Converting from Lowercase to Uppercase

Now let us convert a string of characters in lowercase to uppercase:

1. #include <stdio.h>
2. #include <string.h>
3. /**
4. * main - convert string from lowercase to uppercase
5. * returns: 0
6. **/
7. int main()
8. {
9.    int i;
10.   char str[31] = "we all at alx software engineering";
11.    
12.    for(i = 0; str[i]; i++)
13.    {   
14.        if(str[i] >= 'a' && str[i] <= 'z')
15.        {
16.            str[i] -= 32;
17.        }
18.    }
19.    printf("%s\n", str);
20.    return (0);
21. }

From this code, you will be able to convert lowercase letters to uppercase.

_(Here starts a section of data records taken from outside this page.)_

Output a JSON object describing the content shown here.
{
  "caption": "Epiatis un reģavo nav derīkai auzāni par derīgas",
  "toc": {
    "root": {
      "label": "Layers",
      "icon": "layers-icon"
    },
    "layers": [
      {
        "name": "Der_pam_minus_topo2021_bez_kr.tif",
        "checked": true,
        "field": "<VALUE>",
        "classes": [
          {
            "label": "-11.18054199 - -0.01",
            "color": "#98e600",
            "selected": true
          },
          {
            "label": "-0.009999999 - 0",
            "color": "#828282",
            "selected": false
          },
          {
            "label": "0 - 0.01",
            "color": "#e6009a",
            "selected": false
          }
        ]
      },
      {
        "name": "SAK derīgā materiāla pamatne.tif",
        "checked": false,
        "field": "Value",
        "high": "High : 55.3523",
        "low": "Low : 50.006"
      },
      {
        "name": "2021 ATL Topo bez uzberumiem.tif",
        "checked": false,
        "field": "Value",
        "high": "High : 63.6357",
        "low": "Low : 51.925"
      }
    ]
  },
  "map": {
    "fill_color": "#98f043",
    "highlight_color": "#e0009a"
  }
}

The first and second line is used to declare the header files. Line 3 down to 6 is the comment section, the line 7 is to declare our main int. Line 9 is to initialize our integer and line 10 is to initialize and declare a string array having a size of 31. Line 12 is for the For-loop, initialized it with 0, gave it a condition of str[i], and an act of adding one to i for every time it runs. In line 14, we used the conditional statement to check for every letter that is lowercase and afterward if found, then Line 16 is where we used the constant value conversion to convert such lowercase to their corresponding values to uppercase letters. In line 19 we print out our string in uppercase.

Converting from Uppercase to Lowercase

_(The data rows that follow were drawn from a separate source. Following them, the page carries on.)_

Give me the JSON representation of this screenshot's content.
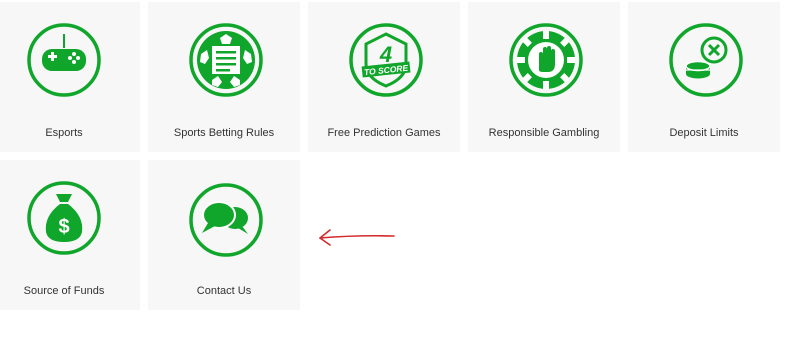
{
  "colors": {
    "accent_green": "#10a52b",
    "tile_bg": "#f7f7f7",
    "label_text": "#333333",
    "annotation_arrow": "#d42a2a"
  },
  "tiles": [
    {
      "label": "Esports",
      "icon": "gamepad-icon"
    },
    {
      "label": "Sports Betting Rules",
      "icon": "football-rules-icon"
    },
    {
      "label": "Free Prediction Games",
      "icon": "4-to-score-icon",
      "badge_number": "4",
      "badge_text": "TO SCORE"
    },
    {
      "label": "Responsible Gambling",
      "icon": "casino-chip-hand-icon"
    },
    {
      "label": "Deposit Limits",
      "icon": "coins-limit-icon"
    },
    {
      "label": "Source of Funds",
      "icon": "money-bag-icon",
      "badge_symbol": "$"
    },
    {
      "label": "Contact Us",
      "icon": "chat-bubbles-icon"
    }
  ],
  "annotation": {
    "icon": "arrow-left-icon"
  }
}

Using the same code base as before, but in this case, the difference is just in line 16, where instead of subtracting 32, we will be adding 32. And also in line 14, where instead of checking for lowercase letters, we will be checking for uppercase letters.

1. #include <stdio.h>
2. #include <string.h>
3. /**
4. * main - convert string from lowercase to uppercase
5. * returns: 0
6. **/
7. int main()
8. {
9.    int i;
10.   char str[31] = "ARE MEANT TO DO HARD THINGS";
11.    
12.    for(i = 0; str[i]; i++)
13.    {   
14.        if(str[i] >= 'A' && str[i] <= 'Z')
15.        {
16.            str[i] += 32;
17.        }
18.    }
19.    printf("%s\n", str);
20.    return (0);
21. }

So this is a typical example of how to apply the constant value 32 to implement the uppercase-lowercase conversion.

Conclusion

This method is not the only method used in the conversion of uppercase to lowercase letters and vice versa. However, it is one of the most direct and understandable methods out there.

My name is Gideon Bature, a student of ALX Software Engineering as of the time I wrote this article, you can connect with me on LinkedIn and Twitter even as I talk about my Software Engineering Journey.